Some Notes on the McKinney Avenue Pedestrian Death

This is awful on every level.  If you read this blog chances are you have seen the news about a pedestrian being killed on McKinney Avenue last night.  I don’t know the victim nor the drunk driver.  My heart sunk when I got the news.  I felt horrible because this is a stretch of road I’ve been hoping/trying to calm for some time now.  Unfortunately, change (particularly to the horribly arcane and antiquated Thoroughfare Plan process) takes time.  And now many lives are changed for the worse.

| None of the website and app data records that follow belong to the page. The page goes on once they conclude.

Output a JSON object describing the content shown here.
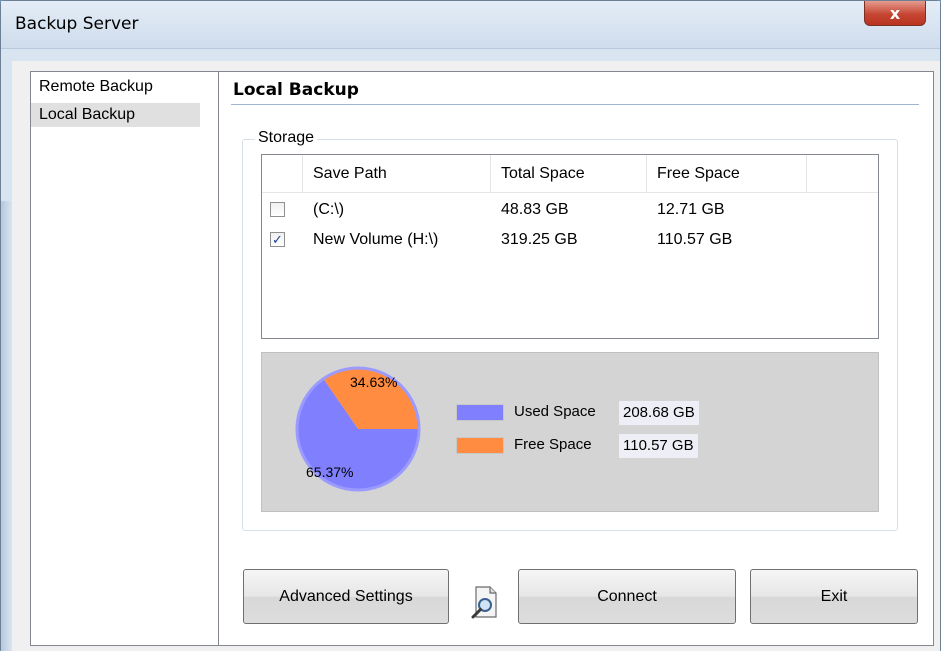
{
  "window": {
    "title": "Backup Server",
    "close_glyph": "x"
  },
  "sidebar": {
    "items": [
      {
        "label": "Remote Backup",
        "selected": false
      },
      {
        "label": "Local Backup",
        "selected": true
      }
    ]
  },
  "panel": {
    "title": "Local Backup",
    "storage": {
      "group_label": "Storage",
      "columns": [
        "",
        "Save Path",
        "Total Space",
        "Free Space",
        ""
      ],
      "rows": [
        {
          "checked": false,
          "save_path": " (C:\\)",
          "total_space": "48.83 GB",
          "free_space": "12.71 GB"
        },
        {
          "checked": true,
          "save_path": "New Volume (H:\\)",
          "total_space": "319.25 GB",
          "free_space": "110.57 GB"
        }
      ]
    },
    "chart_data": {
      "type": "pie",
      "slices": [
        {
          "name": "Used Space",
          "value": 65.37,
          "label": "65.37%",
          "color": "#8080ff"
        },
        {
          "name": "Free Space",
          "value": 34.63,
          "label": "34.63%",
          "color": "#ff8c40"
        }
      ],
      "legend": [
        {
          "label": "Used Space",
          "value": "208.68 GB",
          "color": "#8080ff"
        },
        {
          "label": "Free Space",
          "value": "110.57 GB",
          "color": "#ff8c40"
        }
      ]
    }
  },
  "buttons": {
    "advanced": "Advanced Settings",
    "connect": "Connect",
    "exit": "Exit"
  },
  "icons": {
    "browse": "magnifier-document-icon"
  }
}
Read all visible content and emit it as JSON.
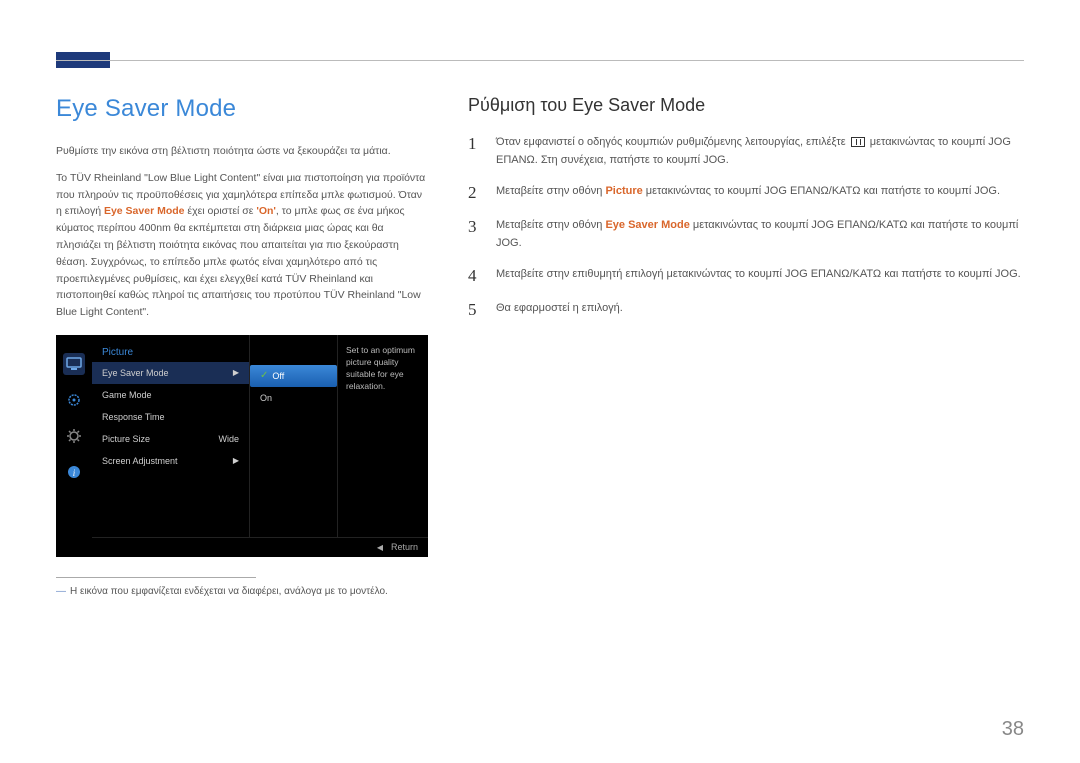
{
  "header": {
    "title": "Eye Saver Mode",
    "subtitle": "Ρύθμιση του Eye Saver Mode"
  },
  "left": {
    "intro": "Ρυθμίστε την εικόνα στη βέλτιστη ποιότητα ώστε να ξεκουράζει τα μάτια.",
    "desc_pre": "Το TÜV Rheinland \"Low Blue Light Content\" είναι μια πιστοποίηση για προϊόντα που πληρούν τις προϋποθέσεις για χαμηλότερα επίπεδα μπλε φωτισμού. Όταν η επιλογή ",
    "desc_mode": "Eye Saver Mode",
    "desc_mid": " έχει οριστεί σε ",
    "desc_on": "'On'",
    "desc_post": ", το μπλε φως σε ένα μήκος κύματος περίπου 400nm θα εκπέμπεται στη διάρκεια μιας ώρας και θα πλησιάζει τη βέλτιστη ποιότητα εικόνας που απαιτείται για πιο ξεκούραστη θέαση. Συγχρόνως, το επίπεδο μπλε φωτός είναι χαμηλότερο από τις προεπιλεγμένες ρυθμίσεις, και έχει ελεγχθεί κατά TÜV Rheinland και πιστοποιηθεί καθώς πληροί τις απαιτήσεις του προτύπου TÜV Rheinland \"Low Blue Light Content\"."
  },
  "osd": {
    "menu_header": "Picture",
    "items": {
      "eye": "Eye Saver Mode",
      "game": "Game Mode",
      "response": "Response Time",
      "picsize": "Picture Size",
      "picsize_val": "Wide",
      "screen": "Screen Adjustment"
    },
    "options": {
      "off": "Off",
      "on": "On"
    },
    "help": "Set to an optimum picture quality suitable for eye relaxation.",
    "footer_return": "Return"
  },
  "footnote": "Η εικόνα που εμφανίζεται ενδέχεται να διαφέρει, ανάλογα με το μοντέλο.",
  "steps": {
    "s1a": "Όταν εμφανιστεί ο οδηγός κουμπιών ρυθμιζόμενης λειτουργίας, επιλέξτε ",
    "s1b": " μετακινώντας το κουμπί JOG ΕΠΑΝΩ. Στη συνέχεια, πατήστε το κουμπί JOG.",
    "s2a": "Μεταβείτε στην οθόνη ",
    "s2_pic": "Picture",
    "s2b": " μετακινώντας το κουμπί JOG ΕΠΑΝΩ/ΚΑΤΩ και πατήστε το κουμπί JOG.",
    "s3a": "Μεταβείτε στην οθόνη ",
    "s3_esm": "Eye Saver Mode",
    "s3b": " μετακινώντας το κουμπί JOG ΕΠΑΝΩ/ΚΑΤΩ και πατήστε το κουμπί JOG.",
    "s4": "Μεταβείτε στην επιθυμητή επιλογή μετακινώντας το κουμπί JOG ΕΠΑΝΩ/ΚΑΤΩ και πατήστε το κουμπί JOG.",
    "s5": "Θα εφαρμοστεί η επιλογή."
  },
  "page_number": "38"
}
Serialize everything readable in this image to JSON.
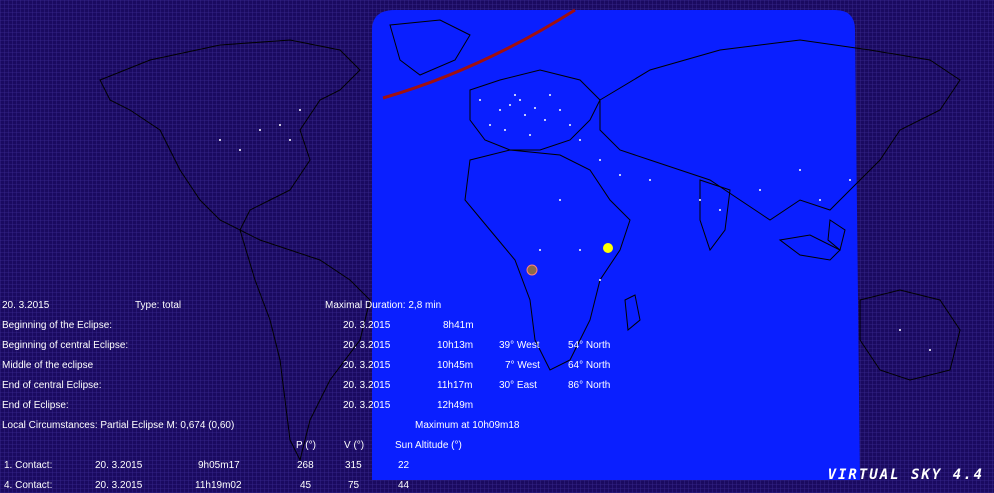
{
  "header": {
    "date": "20. 3.2015",
    "type": "Type: total",
    "max_duration": "Maximal Duration: 2,8 min"
  },
  "rows": [
    {
      "label": "Beginning of the Eclipse:",
      "date": "20. 3.2015",
      "time": "8h41m",
      "lon": "",
      "lat": ""
    },
    {
      "label": "Beginning of central Eclipse:",
      "date": "20. 3.2015",
      "time": "10h13m",
      "lon": "39° West",
      "lat": "54° North"
    },
    {
      "label": "Middle of the eclipse",
      "date": "20. 3.2015",
      "time": "10h45m",
      "lon": "7° West",
      "lat": "64° North"
    },
    {
      "label": "End of central Eclipse:",
      "date": "20. 3.2015",
      "time": "11h17m",
      "lon": "30° East",
      "lat": "86° North"
    },
    {
      "label": "End of Eclipse:",
      "date": "20. 3.2015",
      "time": "12h49m",
      "lon": "",
      "lat": ""
    }
  ],
  "local": {
    "label": "Local Circumstances: Partial Eclipse M: 0,674 (0,60)",
    "maximum": "Maximum at 10h09m18"
  },
  "contact_headers": {
    "p": "P (°)",
    "v": "V (°)",
    "alt": "Sun Altitude (°)"
  },
  "contacts": [
    {
      "label": "1. Contact:",
      "date": "20. 3.2015",
      "time": "9h05m17",
      "p": "268",
      "v": "315",
      "alt": "22"
    },
    {
      "label": "4. Contact:",
      "date": "20. 3.2015",
      "time": "11h19m02",
      "p": "45",
      "v": "75",
      "alt": "44"
    }
  ],
  "logo": "VIRTUAL SKY 4.4",
  "colors": {
    "background": "#1a0a60",
    "visibility_zone": "#0a1fff",
    "path": "#a01010",
    "sun": "#ffff00",
    "moon": "#8a6a4a"
  }
}
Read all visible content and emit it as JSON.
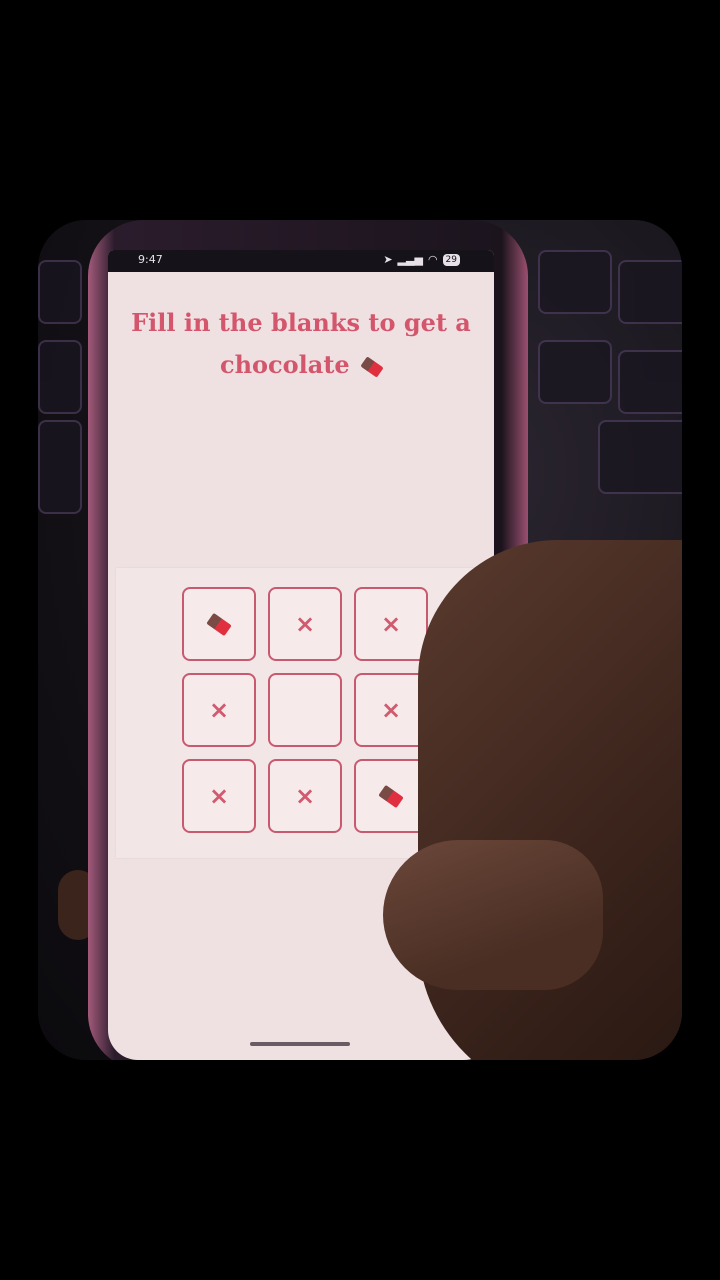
{
  "status_bar": {
    "time": "9:47",
    "battery": "29"
  },
  "headline": {
    "text": "Fill in the blanks to get a chocolate",
    "icon": "chocolate-bar-icon"
  },
  "grid": {
    "cells": [
      {
        "content": "chocolate"
      },
      {
        "content": "x",
        "symbol": "×"
      },
      {
        "content": "x",
        "symbol": "×"
      },
      {
        "content": "x",
        "symbol": "×"
      },
      {
        "content": "empty",
        "symbol": ""
      },
      {
        "content": "x",
        "symbol": "×"
      },
      {
        "content": "x",
        "symbol": "×"
      },
      {
        "content": "x",
        "symbol": "×"
      },
      {
        "content": "chocolate"
      }
    ]
  },
  "colors": {
    "accent": "#d4566c",
    "background": "#efe1e2"
  }
}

McKinney Avenue in this area is a race way.  I began using a radar gun to clock vehicles in the area.  They routinely tip over 40 mph with the majority around 35 mph (and I routinely do these in the morning or day-time when drivers aren’t drunk).  Average traffic speed is a bit slower below Blackburn, but there is always the inevitable jackass that feels the need to gun his camaro out of frustration being behind the streetcar or people turning left in congested areas, or just to show off his killer ride.

McKinney is a tale of two streets north and south of Blackburn.  Neither should allow speeding.  And no I don’t mean by speed limits nor enforcement.  Cars will always drive as fast as they feel comfortable.  That’s why that 35 mph speed is so important.  Cole, the one-way couplet with McKinney is the same.

Chance of pedestrian death by vehicular travel speed

South of Blackburn, McKinney Avenue is about density and commerce.  Pedestrians occur.  They populate businesses and make the land more valuable.  You’d think we would want more of them.  But look at the street section.  Sidewalks might be three feet on either side with 40 feet curb to curb of vehicular travel lanes.  Because there are so many pedestrians, it becomes dangerous to have so many cars there.  Often moving too fast.

North of Blackburn, where this particular collision occurred, is more residential.  It’s tree-lined with townhomes often on both sides as well as several schools and churches dotting the streetscape.  In no way should this ever be a three lane, one-way road with very few stops or signals.  It might as well be a drag race.

Let’s also not forget that this isn’t an isolated incident.  While there have been other pedestrians killed around town, no area is as unsafe as southern Dallas.  US congressional district 30, which is almost entirely the southern sector is the second most dangerous in the country for traffic fatalities.  South Dallas is littered with over-scaled roads, often with many who can’t afford to get around other than by foot, bike, and/or transit.

Just look at the pedestrian deaths from 2008-2012:

Pedestrian Deaths in Dallas between 2008-12
Pedestrian Deaths in Dallas between 2008-12

Just look at MLK.  FIVE pedestrians killed in five years.  ONE PER YEAR.  Why do we put up with this?  Why do we throw billions around for moving cars faster when many small scale interventions redesigning streets in neighborhoods and commercial centers is proven to be safer AND encourage investment.

Our modus operandi for designing streets is to prioritize traffic flow.  Another words for traffic flow is speed.  We design for speed and then we regulate it.  This contradiction is why our roads are inhumane.

Due to our inability to design streets for safety, commerce, and productive land use, all sacrificed in the name of traffic flow and speed, we have to put another nameless dot on the map.

Comments

  • L Byrd

    well said

  • Wylie H Dallas

    Agree 100%. The Wycliff/Douglas couplet through Oak Lawn is also incredibly dangerous. Who in the world came up with idea of running high speed one-way streets on a curve through the middle of a residential neighborhood?

    These are very bad policy decisions that injure and kill people.

  • HBW

    Completely agree. A pedestrian died in Austin on N. Lamar just last night. He was walking across a stroad made for speeding cars, not human beings. Austin just set up a Vision Zero task force, maybe Dallas could follow suit. I ask myself the same question every day: “Why do we put up with this?”